In the past, Apple has tended to adopt a “go it alone” strategy, and has assiduously avoided making its software available for Windows machines, or manufactured devices that were compatible with Windows-based machines. Apple’s strategy for much of its 20+ year history has been to try and generate profits by releasing superior products or software than those based on the Microsoft/Intel standard, in an attempt to recapture the dominant position that it once held in the highly lucrative OS market in the early 1980s. The Windows-version of iPod, coupled with Windows iTunes store, marked the beginning of a shift, insofar as it was the first time that Apple had begun aggressively courting Windows-based users.

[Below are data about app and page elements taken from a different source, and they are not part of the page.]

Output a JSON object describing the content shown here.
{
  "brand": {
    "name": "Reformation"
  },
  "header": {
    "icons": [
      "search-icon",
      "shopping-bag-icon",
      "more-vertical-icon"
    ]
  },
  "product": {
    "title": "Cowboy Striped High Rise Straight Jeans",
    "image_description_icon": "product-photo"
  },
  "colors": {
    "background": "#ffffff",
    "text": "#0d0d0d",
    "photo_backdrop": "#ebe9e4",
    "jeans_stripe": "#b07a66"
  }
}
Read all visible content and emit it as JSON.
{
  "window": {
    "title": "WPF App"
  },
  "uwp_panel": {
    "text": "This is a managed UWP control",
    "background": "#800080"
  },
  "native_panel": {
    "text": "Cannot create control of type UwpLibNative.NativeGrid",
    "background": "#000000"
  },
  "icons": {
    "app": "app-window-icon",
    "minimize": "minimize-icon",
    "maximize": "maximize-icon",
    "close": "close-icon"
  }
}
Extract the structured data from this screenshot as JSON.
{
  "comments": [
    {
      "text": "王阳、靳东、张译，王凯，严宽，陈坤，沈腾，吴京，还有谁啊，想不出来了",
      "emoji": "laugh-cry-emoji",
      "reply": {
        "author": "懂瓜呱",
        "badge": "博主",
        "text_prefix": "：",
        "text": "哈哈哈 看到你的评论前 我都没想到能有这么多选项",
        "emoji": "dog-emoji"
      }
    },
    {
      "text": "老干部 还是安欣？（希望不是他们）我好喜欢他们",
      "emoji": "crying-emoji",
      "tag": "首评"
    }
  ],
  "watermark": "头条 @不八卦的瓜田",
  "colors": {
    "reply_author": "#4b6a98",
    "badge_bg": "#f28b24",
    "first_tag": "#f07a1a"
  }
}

Apple ostensibly claimed that it was pursuing Windows-based users as a means to sell more of its highly profitable iPod. However, as readers of the BuzzSponge blog will note, it’s highly unlikely that the iPod will continue to be as profitable for Apple in the long run, especially now that much more cost-efficient manufacturers like Dell & Samsung have gotten in the game. These players will likely drive down Apple’s pricing ability over the long run, thereby cutting into profits.

Apple had a much better reason to pursue Windows-users than simply to sell more iPods, however. The war of digital music players is rapidly becoming a battle over who will control the software that will control media content—in short, it’s a battle for owning a digital rights management standard. In this match-up, Apple is pitting its proprietary AAC format for playing music against Microsoft’s WMA format, and Real Network’s RAM format. The rewards are large—theoretically, licensing fees from all content played over a particular software standard. Hence, the competition has been fierce—the last few months have seen a variety of MP3 players either being released or announced that will play an exclusive standard.

The phenomenal popularity of the iPod, the only player capable of playing iTunes, has enabled Apple to pull far ahead of Microsoft and Real Networks in the DRM race with its AAC format. HP joining forces with Apple marks a significant gain for Apple—and a potentially large loss for Microsoft—since it means that an additional number of Windows users will be pushed towards the AAC format. The importance of this cannot be understated, since it looks like the DRM race will be settled via “network effects”—e.g. the first player whose format reaches scale the fastest will likely be support by the majority of copywrite holders and intellectual property manufacturers. Once this happens, the DRM race will be over, and only one standard will prevail. By attaching itself to HP’s PCs and marketing clout, Apple has greatly increased the odds of its AAC format winning the battle.

Posted by Matt Percy | Permalink | Comments (56) | TrackBack